**What you are asked to do**: Across the data below, state how many lines hold "pliki", and reply with nothing but that number.

**Data provided**:
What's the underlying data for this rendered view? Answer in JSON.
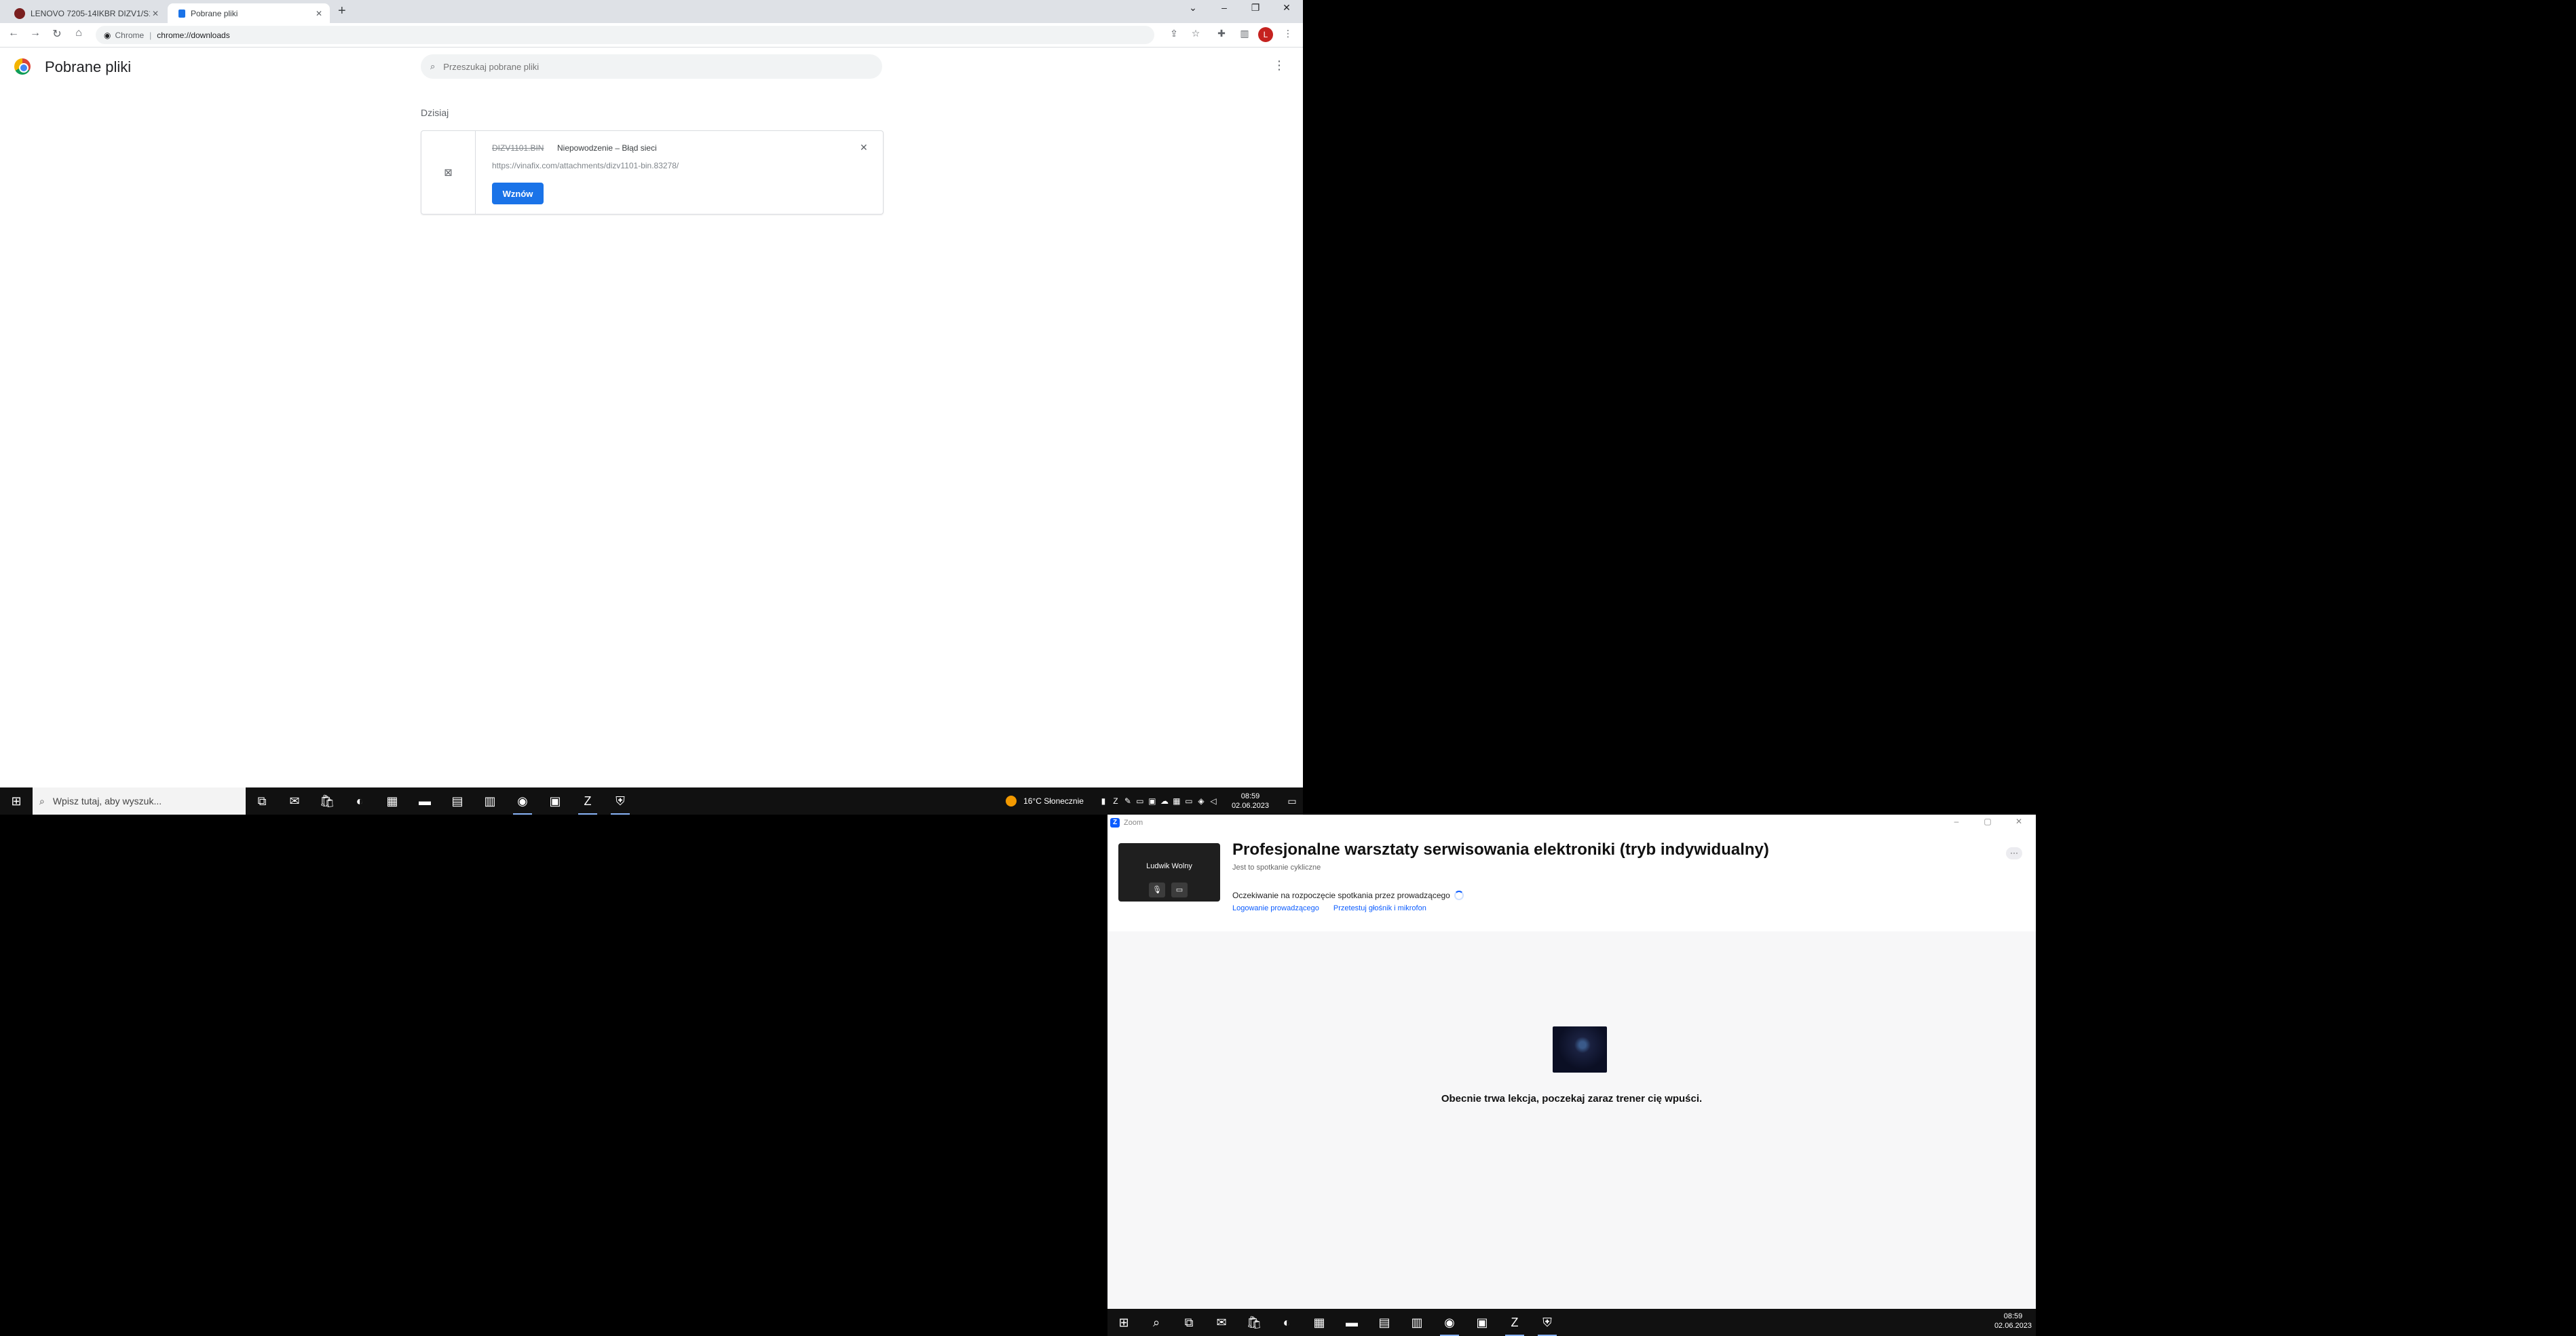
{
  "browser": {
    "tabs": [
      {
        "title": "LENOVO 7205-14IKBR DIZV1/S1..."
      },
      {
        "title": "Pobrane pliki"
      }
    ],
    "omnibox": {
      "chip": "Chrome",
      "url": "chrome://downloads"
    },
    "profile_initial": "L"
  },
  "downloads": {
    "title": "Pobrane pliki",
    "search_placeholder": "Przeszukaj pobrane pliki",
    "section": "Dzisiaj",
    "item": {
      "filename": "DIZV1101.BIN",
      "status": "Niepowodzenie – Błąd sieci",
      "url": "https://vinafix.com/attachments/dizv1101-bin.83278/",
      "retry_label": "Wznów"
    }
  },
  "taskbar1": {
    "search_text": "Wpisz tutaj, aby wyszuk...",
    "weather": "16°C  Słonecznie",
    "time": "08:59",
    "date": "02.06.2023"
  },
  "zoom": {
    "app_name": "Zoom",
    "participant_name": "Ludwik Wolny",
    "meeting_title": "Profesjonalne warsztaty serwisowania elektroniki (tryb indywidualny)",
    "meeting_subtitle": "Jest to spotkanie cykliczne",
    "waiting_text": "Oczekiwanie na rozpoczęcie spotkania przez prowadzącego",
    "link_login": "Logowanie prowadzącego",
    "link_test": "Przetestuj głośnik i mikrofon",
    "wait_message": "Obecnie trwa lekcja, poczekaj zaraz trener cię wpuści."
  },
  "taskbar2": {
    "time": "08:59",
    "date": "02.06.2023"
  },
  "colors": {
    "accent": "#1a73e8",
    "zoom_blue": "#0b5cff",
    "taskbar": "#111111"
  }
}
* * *
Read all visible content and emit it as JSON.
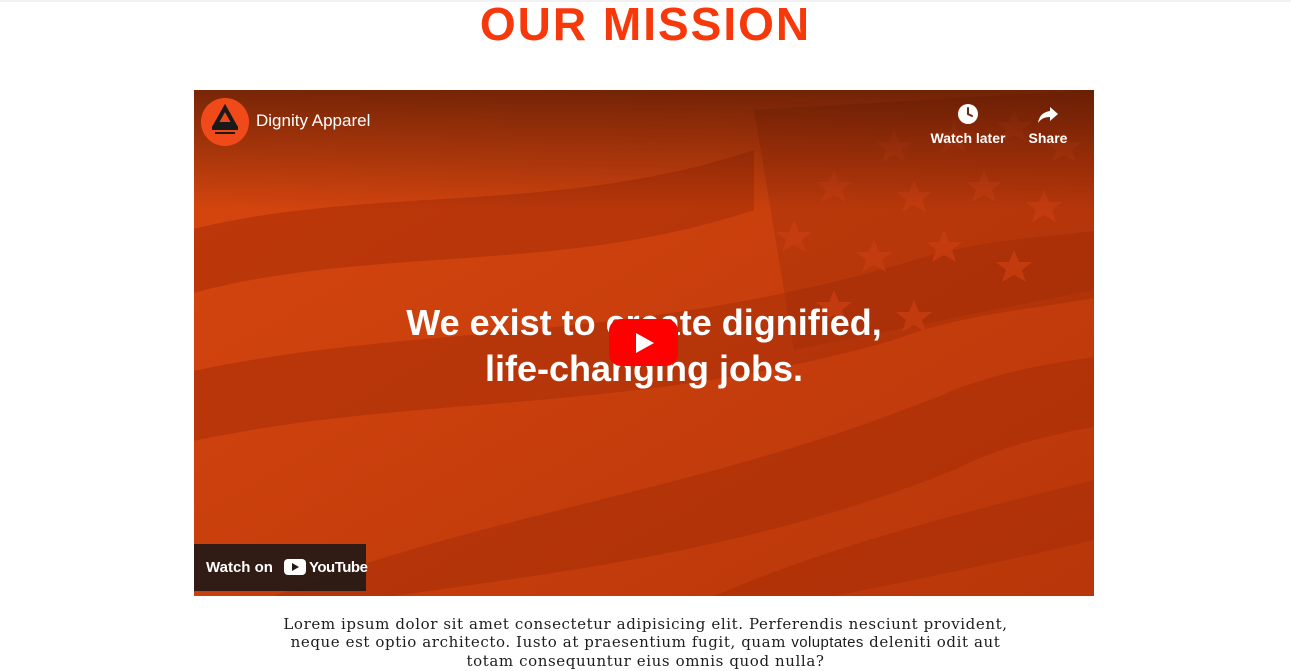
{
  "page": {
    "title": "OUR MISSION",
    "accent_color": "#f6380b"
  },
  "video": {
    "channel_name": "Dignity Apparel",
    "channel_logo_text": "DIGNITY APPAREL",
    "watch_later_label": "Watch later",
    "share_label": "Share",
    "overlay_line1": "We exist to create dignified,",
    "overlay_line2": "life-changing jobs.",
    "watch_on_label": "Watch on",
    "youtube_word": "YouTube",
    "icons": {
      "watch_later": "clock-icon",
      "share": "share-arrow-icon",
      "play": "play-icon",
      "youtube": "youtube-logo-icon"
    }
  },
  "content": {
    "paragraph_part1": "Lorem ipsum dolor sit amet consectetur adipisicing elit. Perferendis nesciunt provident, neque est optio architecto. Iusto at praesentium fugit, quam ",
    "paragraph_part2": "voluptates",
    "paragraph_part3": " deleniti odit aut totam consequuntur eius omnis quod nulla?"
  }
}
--
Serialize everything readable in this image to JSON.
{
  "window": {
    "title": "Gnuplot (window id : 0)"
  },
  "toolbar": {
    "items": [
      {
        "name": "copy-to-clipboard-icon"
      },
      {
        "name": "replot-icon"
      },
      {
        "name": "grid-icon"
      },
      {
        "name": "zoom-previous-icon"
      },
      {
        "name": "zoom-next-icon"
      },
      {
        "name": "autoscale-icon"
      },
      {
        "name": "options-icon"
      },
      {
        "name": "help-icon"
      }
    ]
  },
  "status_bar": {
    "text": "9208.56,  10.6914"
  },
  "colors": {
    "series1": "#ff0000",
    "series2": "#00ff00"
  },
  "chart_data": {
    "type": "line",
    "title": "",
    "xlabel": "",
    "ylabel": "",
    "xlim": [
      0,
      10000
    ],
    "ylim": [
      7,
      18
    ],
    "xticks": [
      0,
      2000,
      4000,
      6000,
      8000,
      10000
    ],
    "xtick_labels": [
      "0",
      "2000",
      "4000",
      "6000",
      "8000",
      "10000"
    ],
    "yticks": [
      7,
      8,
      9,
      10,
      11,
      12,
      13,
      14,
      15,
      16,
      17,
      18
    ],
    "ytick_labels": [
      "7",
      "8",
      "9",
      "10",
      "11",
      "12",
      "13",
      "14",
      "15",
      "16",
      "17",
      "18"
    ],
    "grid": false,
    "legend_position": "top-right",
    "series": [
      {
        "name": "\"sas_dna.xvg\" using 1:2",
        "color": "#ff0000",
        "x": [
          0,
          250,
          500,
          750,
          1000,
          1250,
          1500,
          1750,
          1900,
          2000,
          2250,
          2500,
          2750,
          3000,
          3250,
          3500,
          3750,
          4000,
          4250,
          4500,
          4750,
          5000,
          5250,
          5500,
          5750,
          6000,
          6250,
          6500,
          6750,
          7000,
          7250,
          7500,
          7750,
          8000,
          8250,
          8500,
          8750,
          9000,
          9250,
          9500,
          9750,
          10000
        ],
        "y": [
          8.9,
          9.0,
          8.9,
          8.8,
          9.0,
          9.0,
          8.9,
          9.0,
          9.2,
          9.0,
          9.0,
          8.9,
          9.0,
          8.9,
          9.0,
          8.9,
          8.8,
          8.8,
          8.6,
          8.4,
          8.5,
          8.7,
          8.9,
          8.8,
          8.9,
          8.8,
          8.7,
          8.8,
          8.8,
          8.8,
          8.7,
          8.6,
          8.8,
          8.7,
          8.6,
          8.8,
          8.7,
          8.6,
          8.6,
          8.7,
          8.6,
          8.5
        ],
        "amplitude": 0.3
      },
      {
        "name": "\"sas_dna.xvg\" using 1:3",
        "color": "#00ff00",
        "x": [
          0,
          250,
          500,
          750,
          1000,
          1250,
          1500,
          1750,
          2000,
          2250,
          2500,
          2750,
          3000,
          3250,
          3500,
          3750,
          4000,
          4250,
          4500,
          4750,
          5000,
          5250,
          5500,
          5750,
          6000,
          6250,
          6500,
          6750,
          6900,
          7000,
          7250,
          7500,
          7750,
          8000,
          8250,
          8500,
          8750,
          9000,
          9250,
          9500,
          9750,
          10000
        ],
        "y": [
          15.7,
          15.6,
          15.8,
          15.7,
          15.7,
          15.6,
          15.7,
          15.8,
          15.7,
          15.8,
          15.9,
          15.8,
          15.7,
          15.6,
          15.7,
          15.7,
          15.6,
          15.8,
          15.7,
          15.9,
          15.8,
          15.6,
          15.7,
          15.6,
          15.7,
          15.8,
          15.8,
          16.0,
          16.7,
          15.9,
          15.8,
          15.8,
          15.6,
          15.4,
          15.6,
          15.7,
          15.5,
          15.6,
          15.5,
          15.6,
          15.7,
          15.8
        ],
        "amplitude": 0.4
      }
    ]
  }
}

**Answer box**: 3